As well as her paintings, Li-lan’s unique experiences growing up and working as a Chinese-American woman in the Manhattan art world was of great interest in Asia. In the 1970s, she was commissioned to write a book about her experiences, “Canvas With an Unpainted Part,” which was serialized in the equivalent of Japan’s New York Times.
“It wasn’t just autobiographical, it was also a cultural history of artistic New York City; in Japan they are very interested in what visual artists think about other things. It took me – two years – I did it, but writing is really difficult for me.”
“The Wonderful Papers”
But it doesn’t seem inappropriate that she should have turned to writing, because paper in all its forms has been a lifelong inspiration.
In the early 1960s, her fascination was with legal pads, then business forms, then graph paper and notebooks, “all the wonderful papers.” Then came a gradual shift toward the world of correspondence, starting with sheets of stamps, “whole sheets, but with some missing – there is always a void, something missing, it’s a theme that runs through all my work.”

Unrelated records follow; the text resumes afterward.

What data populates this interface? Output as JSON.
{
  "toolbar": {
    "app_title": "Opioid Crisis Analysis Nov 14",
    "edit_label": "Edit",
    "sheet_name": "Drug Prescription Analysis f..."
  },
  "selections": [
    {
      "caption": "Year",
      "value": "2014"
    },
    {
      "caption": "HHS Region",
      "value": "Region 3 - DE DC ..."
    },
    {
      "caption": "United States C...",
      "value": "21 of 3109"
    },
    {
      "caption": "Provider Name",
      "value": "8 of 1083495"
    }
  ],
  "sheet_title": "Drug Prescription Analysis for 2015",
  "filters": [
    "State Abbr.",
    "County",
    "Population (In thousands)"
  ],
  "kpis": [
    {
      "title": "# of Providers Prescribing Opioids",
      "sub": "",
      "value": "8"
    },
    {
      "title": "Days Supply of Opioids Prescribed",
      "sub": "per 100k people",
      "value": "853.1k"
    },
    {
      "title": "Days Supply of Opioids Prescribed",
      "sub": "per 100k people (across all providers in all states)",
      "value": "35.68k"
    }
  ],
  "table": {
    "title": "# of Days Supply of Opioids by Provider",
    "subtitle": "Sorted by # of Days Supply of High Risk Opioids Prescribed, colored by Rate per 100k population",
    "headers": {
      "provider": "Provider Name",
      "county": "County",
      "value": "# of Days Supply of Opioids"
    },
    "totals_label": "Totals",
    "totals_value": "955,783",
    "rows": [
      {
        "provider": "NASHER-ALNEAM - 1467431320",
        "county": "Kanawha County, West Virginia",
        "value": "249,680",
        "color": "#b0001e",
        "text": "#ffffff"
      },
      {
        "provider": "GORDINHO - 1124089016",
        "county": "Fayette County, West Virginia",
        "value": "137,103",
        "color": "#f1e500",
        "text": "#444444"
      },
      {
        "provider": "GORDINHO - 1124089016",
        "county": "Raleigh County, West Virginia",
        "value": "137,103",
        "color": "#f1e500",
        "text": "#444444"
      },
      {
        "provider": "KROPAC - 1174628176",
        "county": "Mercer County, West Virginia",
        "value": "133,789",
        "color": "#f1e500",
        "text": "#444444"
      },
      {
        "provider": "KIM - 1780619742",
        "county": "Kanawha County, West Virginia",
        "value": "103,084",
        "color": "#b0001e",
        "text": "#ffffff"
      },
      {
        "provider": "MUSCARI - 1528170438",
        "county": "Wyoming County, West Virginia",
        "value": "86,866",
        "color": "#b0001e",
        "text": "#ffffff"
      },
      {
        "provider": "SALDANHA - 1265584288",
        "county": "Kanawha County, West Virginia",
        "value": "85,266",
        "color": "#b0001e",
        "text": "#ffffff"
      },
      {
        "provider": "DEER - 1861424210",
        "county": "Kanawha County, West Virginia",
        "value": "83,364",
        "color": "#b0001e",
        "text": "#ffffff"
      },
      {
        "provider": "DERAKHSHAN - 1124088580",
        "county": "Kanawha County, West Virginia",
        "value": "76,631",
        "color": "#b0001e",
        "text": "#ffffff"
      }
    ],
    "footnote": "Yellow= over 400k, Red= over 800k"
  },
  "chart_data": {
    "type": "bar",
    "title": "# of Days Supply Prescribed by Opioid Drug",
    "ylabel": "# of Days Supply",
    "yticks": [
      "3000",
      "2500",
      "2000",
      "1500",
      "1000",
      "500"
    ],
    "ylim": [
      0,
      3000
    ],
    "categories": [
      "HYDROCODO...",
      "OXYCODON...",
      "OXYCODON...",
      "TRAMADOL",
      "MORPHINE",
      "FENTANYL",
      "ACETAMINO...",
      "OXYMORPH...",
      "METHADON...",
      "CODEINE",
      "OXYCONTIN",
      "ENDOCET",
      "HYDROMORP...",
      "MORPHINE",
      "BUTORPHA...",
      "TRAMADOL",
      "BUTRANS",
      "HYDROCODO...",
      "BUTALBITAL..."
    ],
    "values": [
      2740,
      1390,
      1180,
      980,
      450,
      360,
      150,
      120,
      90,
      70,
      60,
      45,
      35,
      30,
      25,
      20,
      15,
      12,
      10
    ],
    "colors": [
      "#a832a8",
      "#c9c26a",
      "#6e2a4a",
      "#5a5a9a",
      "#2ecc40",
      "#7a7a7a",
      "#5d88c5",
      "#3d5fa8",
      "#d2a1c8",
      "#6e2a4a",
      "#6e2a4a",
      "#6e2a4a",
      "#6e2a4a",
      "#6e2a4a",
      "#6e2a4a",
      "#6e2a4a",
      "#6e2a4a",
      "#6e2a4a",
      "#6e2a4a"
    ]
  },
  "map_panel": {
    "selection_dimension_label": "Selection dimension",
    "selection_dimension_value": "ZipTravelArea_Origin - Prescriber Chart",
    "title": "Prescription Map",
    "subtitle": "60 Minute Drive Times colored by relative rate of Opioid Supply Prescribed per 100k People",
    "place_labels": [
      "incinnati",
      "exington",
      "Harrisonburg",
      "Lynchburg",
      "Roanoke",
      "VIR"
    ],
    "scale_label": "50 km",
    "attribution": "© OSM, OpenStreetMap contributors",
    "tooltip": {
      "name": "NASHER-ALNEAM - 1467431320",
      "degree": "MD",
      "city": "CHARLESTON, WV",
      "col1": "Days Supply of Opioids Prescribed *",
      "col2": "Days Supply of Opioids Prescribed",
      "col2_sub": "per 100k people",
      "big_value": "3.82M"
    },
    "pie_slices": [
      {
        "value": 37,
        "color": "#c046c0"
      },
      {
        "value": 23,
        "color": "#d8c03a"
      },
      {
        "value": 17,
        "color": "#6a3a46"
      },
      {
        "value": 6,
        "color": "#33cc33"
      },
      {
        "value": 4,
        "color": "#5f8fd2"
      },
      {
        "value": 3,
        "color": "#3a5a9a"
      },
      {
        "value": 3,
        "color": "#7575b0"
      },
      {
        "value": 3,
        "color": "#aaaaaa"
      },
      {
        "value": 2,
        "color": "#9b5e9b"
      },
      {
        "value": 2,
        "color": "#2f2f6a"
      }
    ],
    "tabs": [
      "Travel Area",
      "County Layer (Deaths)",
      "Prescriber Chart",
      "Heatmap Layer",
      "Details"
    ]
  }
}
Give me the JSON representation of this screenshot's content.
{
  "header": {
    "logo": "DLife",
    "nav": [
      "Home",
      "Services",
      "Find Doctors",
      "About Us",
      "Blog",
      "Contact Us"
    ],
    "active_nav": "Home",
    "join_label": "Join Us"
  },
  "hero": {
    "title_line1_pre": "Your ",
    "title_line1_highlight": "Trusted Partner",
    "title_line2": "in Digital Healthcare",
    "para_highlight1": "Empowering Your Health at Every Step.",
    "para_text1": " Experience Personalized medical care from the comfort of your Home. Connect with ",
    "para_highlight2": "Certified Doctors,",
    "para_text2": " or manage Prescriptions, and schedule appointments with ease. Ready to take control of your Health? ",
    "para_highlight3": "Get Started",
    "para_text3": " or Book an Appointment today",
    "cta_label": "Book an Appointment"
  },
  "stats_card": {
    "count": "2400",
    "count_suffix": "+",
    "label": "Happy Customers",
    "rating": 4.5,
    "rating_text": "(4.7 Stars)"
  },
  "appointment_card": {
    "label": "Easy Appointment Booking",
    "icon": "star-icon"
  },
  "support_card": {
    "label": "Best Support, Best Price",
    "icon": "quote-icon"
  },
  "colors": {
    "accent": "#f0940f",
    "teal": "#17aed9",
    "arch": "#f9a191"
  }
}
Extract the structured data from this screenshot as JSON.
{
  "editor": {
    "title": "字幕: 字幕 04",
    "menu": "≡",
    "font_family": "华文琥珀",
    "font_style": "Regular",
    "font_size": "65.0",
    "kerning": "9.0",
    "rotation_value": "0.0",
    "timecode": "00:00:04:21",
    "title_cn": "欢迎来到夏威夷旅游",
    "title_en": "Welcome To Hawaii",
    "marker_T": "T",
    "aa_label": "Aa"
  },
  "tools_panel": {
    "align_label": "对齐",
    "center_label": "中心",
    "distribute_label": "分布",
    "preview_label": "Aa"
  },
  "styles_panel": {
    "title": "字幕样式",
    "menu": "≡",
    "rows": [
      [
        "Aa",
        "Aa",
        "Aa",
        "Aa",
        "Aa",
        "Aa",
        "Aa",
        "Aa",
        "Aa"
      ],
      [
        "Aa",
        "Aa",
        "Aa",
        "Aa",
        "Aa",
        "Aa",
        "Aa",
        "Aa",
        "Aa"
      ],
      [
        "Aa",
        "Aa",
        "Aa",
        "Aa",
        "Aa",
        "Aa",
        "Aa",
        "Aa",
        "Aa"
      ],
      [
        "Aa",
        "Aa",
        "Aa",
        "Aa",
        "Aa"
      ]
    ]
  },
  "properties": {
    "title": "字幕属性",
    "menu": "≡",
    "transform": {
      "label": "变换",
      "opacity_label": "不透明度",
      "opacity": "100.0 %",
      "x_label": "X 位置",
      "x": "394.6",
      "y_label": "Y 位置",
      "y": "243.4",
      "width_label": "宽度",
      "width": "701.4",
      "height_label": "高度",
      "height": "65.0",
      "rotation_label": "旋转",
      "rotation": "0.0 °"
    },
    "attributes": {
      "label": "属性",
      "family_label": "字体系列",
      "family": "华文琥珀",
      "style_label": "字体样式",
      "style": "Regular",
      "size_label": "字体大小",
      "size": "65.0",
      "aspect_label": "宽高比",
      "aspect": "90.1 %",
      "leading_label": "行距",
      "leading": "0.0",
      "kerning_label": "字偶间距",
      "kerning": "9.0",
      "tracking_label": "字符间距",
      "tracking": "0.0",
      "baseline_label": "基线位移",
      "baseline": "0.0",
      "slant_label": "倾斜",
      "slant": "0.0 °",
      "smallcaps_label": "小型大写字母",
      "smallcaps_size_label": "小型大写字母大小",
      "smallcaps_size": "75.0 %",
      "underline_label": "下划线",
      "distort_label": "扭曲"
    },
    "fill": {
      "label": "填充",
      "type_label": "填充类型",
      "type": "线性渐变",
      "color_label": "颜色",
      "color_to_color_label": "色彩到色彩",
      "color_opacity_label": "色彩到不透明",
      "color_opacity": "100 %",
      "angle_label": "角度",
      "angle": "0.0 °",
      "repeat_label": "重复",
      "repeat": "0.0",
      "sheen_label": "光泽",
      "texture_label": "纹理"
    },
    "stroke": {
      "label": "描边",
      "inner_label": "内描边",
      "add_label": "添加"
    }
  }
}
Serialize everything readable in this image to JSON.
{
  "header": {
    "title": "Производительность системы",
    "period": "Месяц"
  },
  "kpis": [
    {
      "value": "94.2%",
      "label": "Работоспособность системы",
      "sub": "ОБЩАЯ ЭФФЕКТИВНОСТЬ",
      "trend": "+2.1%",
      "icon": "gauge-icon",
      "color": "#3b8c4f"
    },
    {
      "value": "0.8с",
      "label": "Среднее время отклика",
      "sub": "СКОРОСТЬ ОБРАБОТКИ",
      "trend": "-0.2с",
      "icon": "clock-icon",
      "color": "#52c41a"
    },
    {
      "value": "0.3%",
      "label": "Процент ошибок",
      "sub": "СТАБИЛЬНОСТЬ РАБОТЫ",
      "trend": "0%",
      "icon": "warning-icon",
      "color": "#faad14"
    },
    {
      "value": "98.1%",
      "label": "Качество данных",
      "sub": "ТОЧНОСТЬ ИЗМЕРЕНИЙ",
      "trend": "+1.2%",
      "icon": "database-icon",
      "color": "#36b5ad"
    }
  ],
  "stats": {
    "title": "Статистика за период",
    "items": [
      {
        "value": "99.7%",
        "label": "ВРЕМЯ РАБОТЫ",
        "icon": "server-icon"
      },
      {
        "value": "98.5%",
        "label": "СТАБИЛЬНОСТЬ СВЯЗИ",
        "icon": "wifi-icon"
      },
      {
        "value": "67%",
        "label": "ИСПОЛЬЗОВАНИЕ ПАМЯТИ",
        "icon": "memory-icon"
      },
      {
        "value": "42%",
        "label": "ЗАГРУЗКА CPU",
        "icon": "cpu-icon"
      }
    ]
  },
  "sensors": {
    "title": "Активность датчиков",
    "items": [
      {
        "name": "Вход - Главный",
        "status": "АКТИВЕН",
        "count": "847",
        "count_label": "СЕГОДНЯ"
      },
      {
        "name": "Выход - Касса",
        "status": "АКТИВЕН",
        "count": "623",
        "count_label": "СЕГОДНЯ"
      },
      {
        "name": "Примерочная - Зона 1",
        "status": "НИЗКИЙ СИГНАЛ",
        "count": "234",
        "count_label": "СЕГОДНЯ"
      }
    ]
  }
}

The sheets of stamps are particularly fascinating. At a quick glance there seem to be a number of identical stamps, but a closer look reveals dozens of minute differences.
“A lot of my own life is in my work, though it may not be apparent at first glance. I use a lot of numbers that are significant, coded words, a certain kind of mind play that occurs spontaneously.”
And, although the paintings are rendered with delicate precision (the translucent exactitude of early Renaissance paintings is an abiding influence) and are built up in many layers of paint, spontaneity is an essential part of their makeup.
“It looks so meticulously planned, but it’s not, it’s quite random. I don’t think I want to know in advance what I’m going to do. I often go back and take things out, and that’s very hard – I have to use a razor blade and scrape the paint back to the canvas – but I love the process of painting and I work very slowly, so I don’t mind.”
A New Yorker
Although traveling and living abroad has been an important part of her life, Li-lan remains a New Yorker. She lives in …. In a loft on the 15th floor “with light on all sides and an awareness of the water around you.”
“It’s wonderful living in New York City. You can attend a seminar at Japan House, eat in a Chinese restaurant, and then go to hear American jazz; you’re constantly exposed to different cultures, and that’s very important to me. I’m biracial, but it’s not just that – having friends from all over the world, knowing artists from all different cultures, it’s something I respond to and need. And it makes life so interesting.”
Sheridan Sansegundo, who lives in San Miguel de Allende, Guanajuato, Mexico, creates a weekly crossword puzzle for The East Hampton Star, a New York newspaper where she was the arts editor for 20 years.